POP3: acronym: a method of connecting your computer to an email server to receive emails such that the computer stores the incoming email and (usually) deletes it from the server. Often preferred by hosting providers over IMAP as it requires less space on the web server. Stands for Post Office Protocol 3.
Responsive design: a technique by which a single web page may have one appearance on a large computer screen and a different appearance on a small tablet or mobile phone screen.
Server: a computer that is used only to feed information to other computers rather than being directly used by a human operator. A web server is connected to the internet 24/7 and sends ('serves') the files making up your website when other computers ask for them.

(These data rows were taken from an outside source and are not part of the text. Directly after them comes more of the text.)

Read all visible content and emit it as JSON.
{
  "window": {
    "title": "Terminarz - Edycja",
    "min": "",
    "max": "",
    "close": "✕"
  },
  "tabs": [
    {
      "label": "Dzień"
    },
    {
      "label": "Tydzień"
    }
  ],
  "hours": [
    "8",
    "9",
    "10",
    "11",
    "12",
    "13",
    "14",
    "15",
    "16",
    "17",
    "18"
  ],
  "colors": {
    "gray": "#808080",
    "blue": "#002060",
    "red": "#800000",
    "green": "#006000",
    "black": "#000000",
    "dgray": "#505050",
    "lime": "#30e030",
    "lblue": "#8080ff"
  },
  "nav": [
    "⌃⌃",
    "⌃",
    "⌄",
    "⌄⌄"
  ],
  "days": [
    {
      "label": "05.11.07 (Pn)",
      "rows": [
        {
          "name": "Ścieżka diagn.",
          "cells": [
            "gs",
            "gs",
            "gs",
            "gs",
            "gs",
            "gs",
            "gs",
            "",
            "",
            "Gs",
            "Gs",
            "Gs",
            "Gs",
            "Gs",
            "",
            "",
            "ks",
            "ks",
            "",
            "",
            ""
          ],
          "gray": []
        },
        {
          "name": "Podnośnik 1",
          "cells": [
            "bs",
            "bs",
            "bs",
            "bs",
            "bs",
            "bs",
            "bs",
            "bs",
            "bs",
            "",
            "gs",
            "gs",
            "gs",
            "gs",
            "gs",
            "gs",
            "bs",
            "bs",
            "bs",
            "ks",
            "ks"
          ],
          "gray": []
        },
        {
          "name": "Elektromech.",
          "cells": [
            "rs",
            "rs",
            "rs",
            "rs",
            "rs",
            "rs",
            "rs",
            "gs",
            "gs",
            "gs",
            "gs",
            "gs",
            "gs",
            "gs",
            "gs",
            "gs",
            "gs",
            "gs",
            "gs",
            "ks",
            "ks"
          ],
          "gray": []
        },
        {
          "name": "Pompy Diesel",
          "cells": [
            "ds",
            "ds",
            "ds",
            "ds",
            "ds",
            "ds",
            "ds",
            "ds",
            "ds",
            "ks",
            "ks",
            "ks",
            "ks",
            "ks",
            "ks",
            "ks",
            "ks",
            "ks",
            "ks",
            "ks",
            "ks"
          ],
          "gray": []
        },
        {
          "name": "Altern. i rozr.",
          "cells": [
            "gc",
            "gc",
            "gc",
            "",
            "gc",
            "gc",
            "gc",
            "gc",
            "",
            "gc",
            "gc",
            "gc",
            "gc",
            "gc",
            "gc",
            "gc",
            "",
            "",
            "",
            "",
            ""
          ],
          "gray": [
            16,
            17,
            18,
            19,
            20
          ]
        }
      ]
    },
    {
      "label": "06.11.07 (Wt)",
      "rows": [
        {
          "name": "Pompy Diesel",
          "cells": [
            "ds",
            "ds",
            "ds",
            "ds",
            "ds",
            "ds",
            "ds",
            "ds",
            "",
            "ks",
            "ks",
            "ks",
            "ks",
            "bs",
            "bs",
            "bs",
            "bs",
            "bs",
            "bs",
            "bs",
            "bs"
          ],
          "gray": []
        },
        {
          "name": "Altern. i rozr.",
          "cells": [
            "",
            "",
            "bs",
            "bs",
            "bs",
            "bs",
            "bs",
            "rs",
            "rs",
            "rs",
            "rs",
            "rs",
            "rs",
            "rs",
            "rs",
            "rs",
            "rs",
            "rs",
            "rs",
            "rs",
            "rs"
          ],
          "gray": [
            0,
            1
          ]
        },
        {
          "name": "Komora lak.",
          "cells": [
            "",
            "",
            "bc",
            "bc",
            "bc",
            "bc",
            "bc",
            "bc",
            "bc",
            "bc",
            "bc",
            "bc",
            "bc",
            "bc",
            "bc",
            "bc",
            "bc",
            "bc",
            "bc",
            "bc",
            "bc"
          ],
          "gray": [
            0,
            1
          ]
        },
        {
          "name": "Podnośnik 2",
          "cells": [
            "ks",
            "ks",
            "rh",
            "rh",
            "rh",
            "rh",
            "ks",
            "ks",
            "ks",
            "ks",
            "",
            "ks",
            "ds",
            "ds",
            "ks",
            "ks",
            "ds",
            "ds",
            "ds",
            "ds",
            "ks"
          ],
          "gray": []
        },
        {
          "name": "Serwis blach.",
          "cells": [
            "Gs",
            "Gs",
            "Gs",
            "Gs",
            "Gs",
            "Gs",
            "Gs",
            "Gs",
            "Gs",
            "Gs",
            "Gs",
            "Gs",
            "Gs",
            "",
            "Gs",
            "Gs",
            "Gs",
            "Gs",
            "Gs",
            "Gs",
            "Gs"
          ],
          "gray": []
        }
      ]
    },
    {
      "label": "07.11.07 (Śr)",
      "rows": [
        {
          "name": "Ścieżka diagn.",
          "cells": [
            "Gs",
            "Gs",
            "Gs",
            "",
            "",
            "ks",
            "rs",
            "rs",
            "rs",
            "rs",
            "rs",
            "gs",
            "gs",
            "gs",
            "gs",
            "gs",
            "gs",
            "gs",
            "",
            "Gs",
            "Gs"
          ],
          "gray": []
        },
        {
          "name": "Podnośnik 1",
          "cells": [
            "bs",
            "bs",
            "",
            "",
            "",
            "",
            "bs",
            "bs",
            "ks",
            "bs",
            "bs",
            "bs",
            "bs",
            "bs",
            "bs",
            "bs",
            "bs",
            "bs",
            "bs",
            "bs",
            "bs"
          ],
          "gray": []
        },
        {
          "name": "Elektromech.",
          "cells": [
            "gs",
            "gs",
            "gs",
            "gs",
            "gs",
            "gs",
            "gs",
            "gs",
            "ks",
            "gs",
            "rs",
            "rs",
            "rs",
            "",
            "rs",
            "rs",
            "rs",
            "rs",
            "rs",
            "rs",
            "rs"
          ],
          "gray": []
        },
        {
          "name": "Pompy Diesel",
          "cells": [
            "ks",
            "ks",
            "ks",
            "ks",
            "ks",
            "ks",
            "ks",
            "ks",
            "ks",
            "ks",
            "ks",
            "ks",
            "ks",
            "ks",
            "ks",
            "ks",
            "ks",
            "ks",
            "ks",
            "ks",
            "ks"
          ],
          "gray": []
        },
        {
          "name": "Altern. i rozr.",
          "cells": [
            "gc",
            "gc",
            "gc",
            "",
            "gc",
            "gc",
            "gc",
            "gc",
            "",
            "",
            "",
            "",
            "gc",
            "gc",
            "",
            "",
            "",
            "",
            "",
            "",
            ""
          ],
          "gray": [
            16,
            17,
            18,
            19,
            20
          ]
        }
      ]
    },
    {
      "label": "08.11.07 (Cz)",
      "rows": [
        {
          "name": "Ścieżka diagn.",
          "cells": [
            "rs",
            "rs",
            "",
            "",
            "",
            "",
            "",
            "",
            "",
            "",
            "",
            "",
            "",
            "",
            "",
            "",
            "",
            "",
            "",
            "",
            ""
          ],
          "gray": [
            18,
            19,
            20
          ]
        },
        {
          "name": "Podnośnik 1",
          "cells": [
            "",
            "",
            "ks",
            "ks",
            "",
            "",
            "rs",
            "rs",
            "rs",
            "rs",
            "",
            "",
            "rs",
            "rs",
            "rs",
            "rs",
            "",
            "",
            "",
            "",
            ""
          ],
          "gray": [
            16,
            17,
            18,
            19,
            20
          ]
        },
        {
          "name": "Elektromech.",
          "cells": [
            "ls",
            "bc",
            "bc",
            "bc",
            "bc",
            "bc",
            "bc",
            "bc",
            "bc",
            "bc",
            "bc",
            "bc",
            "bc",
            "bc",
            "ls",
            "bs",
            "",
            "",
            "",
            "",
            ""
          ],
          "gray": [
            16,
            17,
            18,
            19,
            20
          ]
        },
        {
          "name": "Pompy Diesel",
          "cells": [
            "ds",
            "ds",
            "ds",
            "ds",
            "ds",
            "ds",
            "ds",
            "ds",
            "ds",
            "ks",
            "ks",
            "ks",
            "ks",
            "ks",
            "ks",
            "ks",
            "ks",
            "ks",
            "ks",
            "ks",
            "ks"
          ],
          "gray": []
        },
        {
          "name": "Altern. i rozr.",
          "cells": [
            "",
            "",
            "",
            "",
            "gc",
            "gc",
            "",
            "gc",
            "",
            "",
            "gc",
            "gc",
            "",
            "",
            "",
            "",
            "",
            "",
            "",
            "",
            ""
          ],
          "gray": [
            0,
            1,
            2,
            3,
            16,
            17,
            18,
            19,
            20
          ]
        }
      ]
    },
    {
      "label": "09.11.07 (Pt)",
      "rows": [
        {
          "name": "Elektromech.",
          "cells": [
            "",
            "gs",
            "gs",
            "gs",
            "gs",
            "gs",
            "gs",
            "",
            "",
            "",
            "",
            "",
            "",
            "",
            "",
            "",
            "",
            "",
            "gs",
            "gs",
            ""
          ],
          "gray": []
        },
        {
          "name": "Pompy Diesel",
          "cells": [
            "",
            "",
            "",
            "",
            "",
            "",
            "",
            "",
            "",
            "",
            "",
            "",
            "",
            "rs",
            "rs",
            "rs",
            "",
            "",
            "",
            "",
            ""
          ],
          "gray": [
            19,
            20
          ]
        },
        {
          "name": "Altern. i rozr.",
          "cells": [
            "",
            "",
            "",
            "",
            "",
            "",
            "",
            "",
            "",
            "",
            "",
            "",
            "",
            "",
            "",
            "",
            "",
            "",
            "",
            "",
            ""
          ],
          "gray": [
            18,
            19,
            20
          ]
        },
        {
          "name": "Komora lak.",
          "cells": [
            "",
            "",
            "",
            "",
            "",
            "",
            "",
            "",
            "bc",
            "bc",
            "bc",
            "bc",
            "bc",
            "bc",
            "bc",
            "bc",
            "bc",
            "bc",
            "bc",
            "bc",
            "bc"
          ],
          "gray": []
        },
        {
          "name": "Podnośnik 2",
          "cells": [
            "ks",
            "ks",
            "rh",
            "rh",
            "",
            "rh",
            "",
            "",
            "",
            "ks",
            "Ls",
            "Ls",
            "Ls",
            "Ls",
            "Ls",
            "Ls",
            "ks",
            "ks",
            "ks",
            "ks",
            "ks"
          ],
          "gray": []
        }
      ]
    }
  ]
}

SMTP: an acronym describing the connection between a computer and mail server used to send an outgoing email. Also used for connections between email servers. Stands for Simple Mail Transport Protocol.
Spam: junk email - unwanted and usually unsolicited email - often used to carry viruses and attempt to trap you into revealing personal or financial information (phishing).
Surf: moving from one web page to another by following links in the HTML code - 'surfing the web'.
Virtual server: not a real server! Usually refers to single, large computer, eg a web server, pretending to be many smaller ones. The technique is used to add a level of security - to isolate individual websites or groups of websites where a single physical server hosts many hundreds of sites. It prevents one website's software from interfering with another.
Virus: a computer program that can replicate and spread itself from one computer to another, usually over the internet. Most viruses have evil intent, ie. they are malware, and try to extract personal and financial information from you and pass it back to criminal gangs.
Web: aka world wide web, www. The interconnection of computers all over the world that allows information to be spread rapidly - usually from a web server to a client but it works the other way round too.
Webmail: generic term for web based email programs such as GMail and Hotmail. Here you can send and receive your email from any computer attached to the internet. You don't need an email program specifically connected to your email account(s). Abbeydale hosted websites provide webmail access to your domain based email addresses.
Web site: a collection of files that present information in a commonly used format (HTML & CSS) so that it can be accessed from any computer connected to the internet. The files can contain text, still images, video and also interactive elements and program code that allow information to be passed back and forth between a server and a client.
page last updated: 09/11/2014